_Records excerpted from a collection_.
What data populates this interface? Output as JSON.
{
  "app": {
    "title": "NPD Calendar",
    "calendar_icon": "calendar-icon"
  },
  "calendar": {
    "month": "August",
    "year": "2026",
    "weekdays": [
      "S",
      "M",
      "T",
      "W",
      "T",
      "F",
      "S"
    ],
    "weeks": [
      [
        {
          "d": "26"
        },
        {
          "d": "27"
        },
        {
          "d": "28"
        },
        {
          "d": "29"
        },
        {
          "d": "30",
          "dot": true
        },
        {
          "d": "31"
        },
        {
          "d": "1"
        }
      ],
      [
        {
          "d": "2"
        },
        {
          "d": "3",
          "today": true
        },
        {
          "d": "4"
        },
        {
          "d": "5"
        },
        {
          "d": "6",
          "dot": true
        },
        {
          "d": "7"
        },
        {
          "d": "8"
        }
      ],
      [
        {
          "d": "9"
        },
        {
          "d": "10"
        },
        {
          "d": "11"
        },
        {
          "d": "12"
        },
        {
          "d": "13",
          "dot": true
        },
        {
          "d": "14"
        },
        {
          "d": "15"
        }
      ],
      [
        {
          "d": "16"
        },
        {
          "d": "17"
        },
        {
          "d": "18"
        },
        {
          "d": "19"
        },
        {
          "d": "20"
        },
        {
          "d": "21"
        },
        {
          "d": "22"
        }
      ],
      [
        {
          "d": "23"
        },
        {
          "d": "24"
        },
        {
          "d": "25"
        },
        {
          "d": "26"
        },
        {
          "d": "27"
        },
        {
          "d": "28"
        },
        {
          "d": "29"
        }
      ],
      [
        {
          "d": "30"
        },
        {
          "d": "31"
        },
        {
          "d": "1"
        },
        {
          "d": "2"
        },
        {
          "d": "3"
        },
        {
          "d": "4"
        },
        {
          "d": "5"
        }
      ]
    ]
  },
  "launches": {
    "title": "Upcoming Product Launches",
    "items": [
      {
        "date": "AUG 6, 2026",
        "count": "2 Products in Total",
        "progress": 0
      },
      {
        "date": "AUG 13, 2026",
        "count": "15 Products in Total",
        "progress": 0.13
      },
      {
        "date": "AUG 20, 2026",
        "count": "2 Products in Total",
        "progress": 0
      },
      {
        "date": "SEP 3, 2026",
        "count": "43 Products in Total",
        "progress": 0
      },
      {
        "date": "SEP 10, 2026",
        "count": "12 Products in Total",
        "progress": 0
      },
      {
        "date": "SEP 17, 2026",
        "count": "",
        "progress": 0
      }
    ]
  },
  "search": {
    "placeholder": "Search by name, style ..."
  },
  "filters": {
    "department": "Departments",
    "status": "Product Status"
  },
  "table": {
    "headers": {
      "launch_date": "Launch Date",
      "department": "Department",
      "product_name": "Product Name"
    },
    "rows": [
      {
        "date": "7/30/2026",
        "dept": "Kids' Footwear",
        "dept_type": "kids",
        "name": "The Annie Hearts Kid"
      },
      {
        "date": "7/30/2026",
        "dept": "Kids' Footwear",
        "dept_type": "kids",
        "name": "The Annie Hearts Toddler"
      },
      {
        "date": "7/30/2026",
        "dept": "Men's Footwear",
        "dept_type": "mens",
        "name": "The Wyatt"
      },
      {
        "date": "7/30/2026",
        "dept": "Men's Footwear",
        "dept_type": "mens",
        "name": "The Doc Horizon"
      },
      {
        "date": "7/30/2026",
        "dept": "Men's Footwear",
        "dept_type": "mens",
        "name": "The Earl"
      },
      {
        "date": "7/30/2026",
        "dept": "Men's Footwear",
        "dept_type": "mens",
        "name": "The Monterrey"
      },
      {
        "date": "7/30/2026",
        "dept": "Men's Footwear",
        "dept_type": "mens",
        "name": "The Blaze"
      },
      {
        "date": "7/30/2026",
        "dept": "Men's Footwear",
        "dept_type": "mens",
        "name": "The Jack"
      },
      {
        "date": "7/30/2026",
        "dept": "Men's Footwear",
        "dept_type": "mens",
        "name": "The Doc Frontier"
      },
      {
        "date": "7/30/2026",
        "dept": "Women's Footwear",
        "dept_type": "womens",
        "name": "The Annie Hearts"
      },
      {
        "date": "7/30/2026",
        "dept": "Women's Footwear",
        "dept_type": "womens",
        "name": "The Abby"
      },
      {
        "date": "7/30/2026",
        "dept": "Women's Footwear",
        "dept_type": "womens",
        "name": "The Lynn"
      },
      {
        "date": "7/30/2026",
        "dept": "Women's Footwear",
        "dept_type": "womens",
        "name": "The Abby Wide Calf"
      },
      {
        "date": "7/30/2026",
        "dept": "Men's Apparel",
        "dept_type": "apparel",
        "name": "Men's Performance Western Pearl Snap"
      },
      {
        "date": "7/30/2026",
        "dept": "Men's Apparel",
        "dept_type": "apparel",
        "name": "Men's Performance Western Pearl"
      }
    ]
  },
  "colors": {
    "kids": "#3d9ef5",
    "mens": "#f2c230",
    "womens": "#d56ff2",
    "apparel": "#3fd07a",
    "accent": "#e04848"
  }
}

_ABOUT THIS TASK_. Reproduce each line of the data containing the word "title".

_RESPONSE_.
    "title": "NPD Calendar",
    "title": "Upcoming Product Launches",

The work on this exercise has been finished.